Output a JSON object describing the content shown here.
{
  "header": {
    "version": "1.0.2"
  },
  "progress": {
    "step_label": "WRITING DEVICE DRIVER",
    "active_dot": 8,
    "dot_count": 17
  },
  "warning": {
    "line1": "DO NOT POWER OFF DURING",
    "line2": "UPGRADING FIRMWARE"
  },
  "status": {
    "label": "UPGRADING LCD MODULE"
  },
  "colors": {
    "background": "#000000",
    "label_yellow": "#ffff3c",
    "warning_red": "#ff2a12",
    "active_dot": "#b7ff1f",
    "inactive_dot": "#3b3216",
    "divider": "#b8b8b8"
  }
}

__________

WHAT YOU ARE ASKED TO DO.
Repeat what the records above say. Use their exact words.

TASK RESPONSE.
Output a JSON object describing the content shown here.
{
  "header": {
    "version": "1.0.2"
  },
  "progress": {
    "step_label": "WRITING DEVICE DRIVER",
    "active_dot": 8,
    "dot_count": 17
  },
  "warning": {
    "line1": "DO NOT POWER OFF DURING",
    "line2": "UPGRADING FIRMWARE"
  },
  "status": {
    "label": "UPGRADING LCD MODULE"
  },
  "colors": {
    "background": "#000000",
    "label_yellow": "#ffff3c",
    "warning_red": "#ff2a12",
    "active_dot": "#b7ff1f",
    "inactive_dot": "#3b3216",
    "divider": "#b8b8b8"
  }
}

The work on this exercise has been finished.